She had taken a machete hit right across it that had split her skull, but not killed her.

It had healed, but lopsided, with deep ridge right across it.
46. “She will have to live with that face all her life,” Mum sobbed. “Every time she looks at herself she will be reminded.”

Mum returned to the girl’s plight again and again, both that night as she got drunker and drunker, and over the long, drunken years ahead.
47. It featured when she made her first suicide bid a year later.

She’d gotten blind drunk and climbed into a manhole in the corner of our garden.

One of my little sisters found her when she woke in the early hours to mumbling and wailing coming from outside.
48. She and my Dad pulled her out, naked and blathering and sobbing.

Mum vomited all over my sister as she emerged, crying about ‘Marie’.
49. “Who is Marie?” my sister asked.

“Marie!”, my mother responded, irritated that my sister didn’t understand. “The girl in Rwanda! Marie!”

My sister took the echo of ‘Marie” and the smell of my Mum’s vomit into the exams she sat later that day.
50.The genocide featured when my Mother made another suicide attempt ten years later.

None of the organisations my parents worked for offered any kind of psychological help to their employees, but the Swiss doctors who admitted her quickly diagnosed untreated PTSD from Rwanda.
51. Like so many, my parents couldn’t process the evil they encountered in Rwanda, because if evil is real, then what?
52. And they didn’t spare their children, my mother in particular. Rwanda and her work became a regular topic of conversation.
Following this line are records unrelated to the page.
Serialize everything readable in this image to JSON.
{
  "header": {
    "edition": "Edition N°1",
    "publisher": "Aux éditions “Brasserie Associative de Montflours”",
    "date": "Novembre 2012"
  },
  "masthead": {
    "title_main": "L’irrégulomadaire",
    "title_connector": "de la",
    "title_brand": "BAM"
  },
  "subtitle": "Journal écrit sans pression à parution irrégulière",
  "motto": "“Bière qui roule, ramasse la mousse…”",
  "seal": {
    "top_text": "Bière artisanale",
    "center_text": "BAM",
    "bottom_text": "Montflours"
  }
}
Stories of obscene violence from the worse parts of the world became routine for her children, a normal backdrop to family life.
53. She never asked us how we felt hearing about it all. Neither did my father. Both were too busy thinking about other people’s children.

And, yes, I know we are more fortunate than these children.

Unimaginably more fortunate.

The End
If you are interested, I wrote a version of this story to mark the anniversary of the start of the genocide for @Quillette magazine:

And my sister @evnicolas has published a novel inspired, in part, by my family’s experience with Rwanda. amazon.co.uk/dp/B07KXMKFJX/
Missing some Tweet in this thread? You can try to force a refresh.

Enjoying this thread?

Keep Current with Jessica Isabel Robeson

Profile picture

Stay in touch and get notified when new unrolls are available from this author!

Read all threads

This Thread may be Removed Anytime!

Twitter may remove this content at anytime, convert it as a PDF, save and print for later use!

Try unrolling a thread yourself!

how to unroll video

1) Follow Thread Reader App on Twitter so you can easily mention us!

2) Go to a Twitter thread (series of Tweets by the same owner) and mention us with a keyword "unroll" @threadreaderapp unroll

You can practice here first or read more on our help page!

Follow Us on Twitter!

Did Thread Reader help you today?

Support us! We are indie developers!

This site is made by just three indie developers on a laptop doing marketing, support and development! Read more about the story.

Become a Premium Member ($3.00/month or $30.00/year) and get exclusive features!

Become Premium

Too expensive? Make a small donation by buying us coffee ($5) or help with server cost ($10)

Donate via Paypal Become our Patreon

Thank you for your support!